◆ **TASK TO COMPLETE**
Where the listing shows an image, skip it and output all other material unchanged.

◆ **PROVIDED RECORDS**
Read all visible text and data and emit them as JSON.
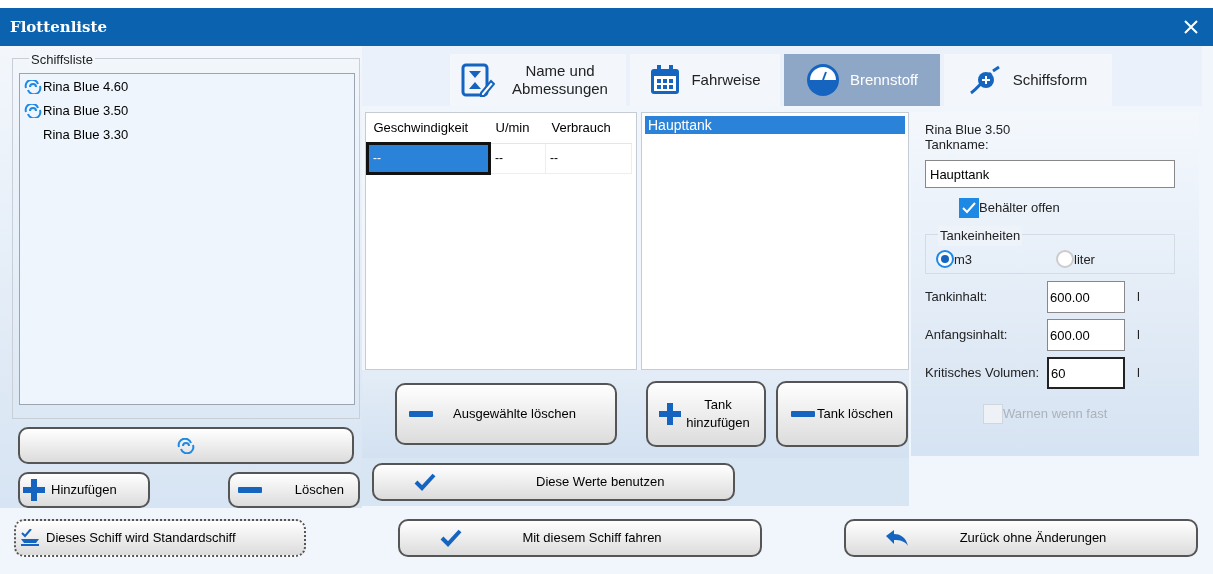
{
  "window": {
    "title": "Flottenliste"
  },
  "ship_list": {
    "title": "Schiffsliste",
    "items": [
      {
        "label": "Rina Blue 4.60",
        "linked": true
      },
      {
        "label": "Rina Blue 3.50",
        "linked": true
      },
      {
        "label": "Rina Blue 3.30",
        "linked": false
      }
    ]
  },
  "ship_buttons": [
    {
      "label": "Hinzufügen",
      "kind": "add"
    },
    {
      "label": "Löschen",
      "kind": "remove"
    }
  ],
  "tabs": [
    {
      "label": "Name und Abmessungen",
      "kind": "form",
      "selected": false
    },
    {
      "label": "Fahrweise",
      "kind": "calendar",
      "selected": false
    },
    {
      "label": "Brennstoff",
      "kind": "gauge",
      "selected": true
    },
    {
      "label": "Schiffsform",
      "kind": "hull",
      "selected": false
    }
  ],
  "table": {
    "columns": [
      "Geschwindigkeit",
      "U/min",
      "Verbrauch"
    ],
    "rows": [
      {
        "cells": [
          {
            "text": "--",
            "selected": true
          },
          {
            "text": "--",
            "selected": false
          },
          {
            "text": "--",
            "selected": false
          }
        ]
      }
    ]
  },
  "tank_list": [
    {
      "label": "Haupttank",
      "selected": true
    }
  ],
  "table_buttons": [
    {
      "label": "Ausgewählte löschen",
      "kind": "remove"
    }
  ],
  "tank_buttons": [
    {
      "label": "Tank hinzufügen",
      "kind": "add"
    },
    {
      "label": "Tank löschen",
      "kind": "remove"
    }
  ],
  "apply_button": {
    "label": "Diese Werte benutzen"
  },
  "tank_form": {
    "ship_name": "Rina Blue 3.50",
    "name_label": "Tankname:",
    "name_value": "Haupttank",
    "open_checkbox": {
      "label": "Behälter offen",
      "checked": true,
      "disabled": false
    },
    "units": {
      "title": "Tankeinheiten",
      "options": [
        {
          "label": "m3",
          "selected": true
        },
        {
          "label": "liter",
          "selected": false
        }
      ]
    },
    "fields": [
      {
        "label": "Tankinhalt:",
        "value": "600.00",
        "unit": "l"
      },
      {
        "label": "Anfangsinhalt:",
        "value": "600.00",
        "unit": "l"
      },
      {
        "label": "Kritisches Volumen:",
        "value": "60",
        "unit": "l"
      }
    ],
    "warn_checkbox": {
      "label": "Warnen wenn fast",
      "checked": false,
      "disabled": true
    }
  },
  "footer_buttons": [
    {
      "label": "Dieses Schiff wird Standardschiff",
      "kind": "ship"
    },
    {
      "label": "Mit diesem Schiff fahren",
      "kind": "check"
    },
    {
      "label": "Zurück ohne Änderungen",
      "kind": "back"
    }
  ]
}
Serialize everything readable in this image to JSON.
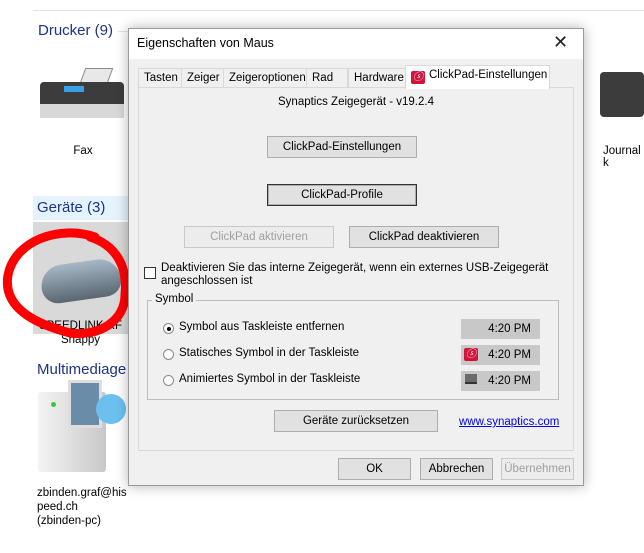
{
  "explorer": {
    "groups": [
      {
        "label": "Drucker (9)"
      },
      {
        "label": "Geräte (3)"
      },
      {
        "label": "Multimediage"
      }
    ],
    "items": {
      "fax": "Fax",
      "journal": "Journal\nk",
      "mouse_line1": "SPEEDLINK RF",
      "mouse_line2": "Snappy",
      "media_line1": "zbinden.graf@his",
      "media_line2": "peed.ch",
      "media_line3": "(zbinden-pc)"
    }
  },
  "dialog": {
    "title": "Eigenschaften von Maus",
    "tabs": [
      {
        "label": "Tasten"
      },
      {
        "label": "Zeiger"
      },
      {
        "label": "Zeigeroptionen"
      },
      {
        "label": "Rad"
      },
      {
        "label": "Hardware"
      },
      {
        "label": "ClickPad-Einstellungen",
        "active": true
      }
    ],
    "version": "Synaptics Zeigegerät - v19.2.4",
    "buttons": {
      "settings": "ClickPad-Einstellungen",
      "profiles": "ClickPad-Profile",
      "activate": "ClickPad aktivieren",
      "deactivate": "ClickPad deaktivieren",
      "reset": "Geräte zurücksetzen",
      "ok": "OK",
      "cancel": "Abbrechen",
      "apply": "Übernehmen"
    },
    "checkbox": {
      "label_line1": "Deaktivieren Sie das interne Zeigegerät, wenn ein externes USB-Zeigegerät",
      "label_line2": "angeschlossen ist",
      "checked": false
    },
    "symbol_group": {
      "legend": "Symbol",
      "options": [
        {
          "label": "Symbol aus Taskleiste entfernen",
          "selected": true,
          "time": "4:20 PM"
        },
        {
          "label": "Statisches Symbol in der Taskleiste",
          "selected": false,
          "time": "4:20 PM"
        },
        {
          "label": "Animiertes Symbol in der Taskleiste",
          "selected": false,
          "time": "4:20 PM"
        }
      ]
    },
    "link": "www.synaptics.com",
    "accent": "#d2143a",
    "annotation_color": "#ff0000"
  }
}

◆ **EXERCISE OUTPUT**
Read all visible text and data and emit them as JSON.
{
  "window": {
    "title": "Flottenliste"
  },
  "ship_list": {
    "title": "Schiffsliste",
    "items": [
      {
        "label": "Rina Blue 4.60",
        "linked": true
      },
      {
        "label": "Rina Blue 3.50",
        "linked": true
      },
      {
        "label": "Rina Blue 3.30",
        "linked": false
      }
    ]
  },
  "ship_buttons": [
    {
      "label": "Hinzufügen",
      "kind": "add"
    },
    {
      "label": "Löschen",
      "kind": "remove"
    }
  ],
  "tabs": [
    {
      "label": "Name und Abmessungen",
      "kind": "form",
      "selected": false
    },
    {
      "label": "Fahrweise",
      "kind": "calendar",
      "selected": false
    },
    {
      "label": "Brennstoff",
      "kind": "gauge",
      "selected": true
    },
    {
      "label": "Schiffsform",
      "kind": "hull",
      "selected": false
    }
  ],
  "table": {
    "columns": [
      "Geschwindigkeit",
      "U/min",
      "Verbrauch"
    ],
    "rows": [
      {
        "cells": [
          {
            "text": "--",
            "selected": true
          },
          {
            "text": "--",
            "selected": false
          },
          {
            "text": "--",
            "selected": false
          }
        ]
      }
    ]
  },
  "tank_list": [
    {
      "label": "Haupttank",
      "selected": true
    }
  ],
  "table_buttons": [
    {
      "label": "Ausgewählte löschen",
      "kind": "remove"
    }
  ],
  "tank_buttons": [
    {
      "label": "Tank hinzufügen",
      "kind": "add"
    },
    {
      "label": "Tank löschen",
      "kind": "remove"
    }
  ],
  "apply_button": {
    "label": "Diese Werte benutzen"
  },
  "tank_form": {
    "ship_name": "Rina Blue 3.50",
    "name_label": "Tankname:",
    "name_value": "Haupttank",
    "open_checkbox": {
      "label": "Behälter offen",
      "checked": true,
      "disabled": false
    },
    "units": {
      "title": "Tankeinheiten",
      "options": [
        {
          "label": "m3",
          "selected": true
        },
        {
          "label": "liter",
          "selected": false
        }
      ]
    },
    "fields": [
      {
        "label": "Tankinhalt:",
        "value": "600.00",
        "unit": "l"
      },
      {
        "label": "Anfangsinhalt:",
        "value": "600.00",
        "unit": "l"
      },
      {
        "label": "Kritisches Volumen:",
        "value": "60",
        "unit": "l"
      }
    ],
    "warn_checkbox": {
      "label": "Warnen wenn fast",
      "checked": false,
      "disabled": true
    }
  },
  "footer_buttons": [
    {
      "label": "Dieses Schiff wird Standardschiff",
      "kind": "ship"
    },
    {
      "label": "Mit diesem Schiff fahren",
      "kind": "check"
    },
    {
      "label": "Zurück ohne Änderungen",
      "kind": "back"
    }
  ]
}
Serialize everything readable in this image to JSON.
{
  "explorer": {
    "groups": [
      {
        "label": "Drucker (9)"
      },
      {
        "label": "Geräte (3)"
      },
      {
        "label": "Multimediage"
      }
    ],
    "items": {
      "fax": "Fax",
      "journal": "Journal\nk",
      "mouse_line1": "SPEEDLINK RF",
      "mouse_line2": "Snappy",
      "media_line1": "zbinden.graf@his",
      "media_line2": "peed.ch",
      "media_line3": "(zbinden-pc)"
    }
  },
  "dialog": {
    "title": "Eigenschaften von Maus",
    "tabs": [
      {
        "label": "Tasten"
      },
      {
        "label": "Zeiger"
      },
      {
        "label": "Zeigeroptionen"
      },
      {
        "label": "Rad"
      },
      {
        "label": "Hardware"
      },
      {
        "label": "ClickPad-Einstellungen",
        "active": true
      }
    ],
    "version": "Synaptics Zeigegerät - v19.2.4",
    "buttons": {
      "settings": "ClickPad-Einstellungen",
      "profiles": "ClickPad-Profile",
      "activate": "ClickPad aktivieren",
      "deactivate": "ClickPad deaktivieren",
      "reset": "Geräte zurücksetzen",
      "ok": "OK",
      "cancel": "Abbrechen",
      "apply": "Übernehmen"
    },
    "checkbox": {
      "label_line1": "Deaktivieren Sie das interne Zeigegerät, wenn ein externes USB-Zeigegerät",
      "label_line2": "angeschlossen ist",
      "checked": false
    },
    "symbol_group": {
      "legend": "Symbol",
      "options": [
        {
          "label": "Symbol aus Taskleiste entfernen",
          "selected": true,
          "time": "4:20 PM"
        },
        {
          "label": "Statisches Symbol in der Taskleiste",
          "selected": false,
          "time": "4:20 PM"
        },
        {
          "label": "Animiertes Symbol in der Taskleiste",
          "selected": false,
          "time": "4:20 PM"
        }
      ]
    },
    "link": "www.synaptics.com",
    "accent": "#d2143a",
    "annotation_color": "#ff0000"
  }
}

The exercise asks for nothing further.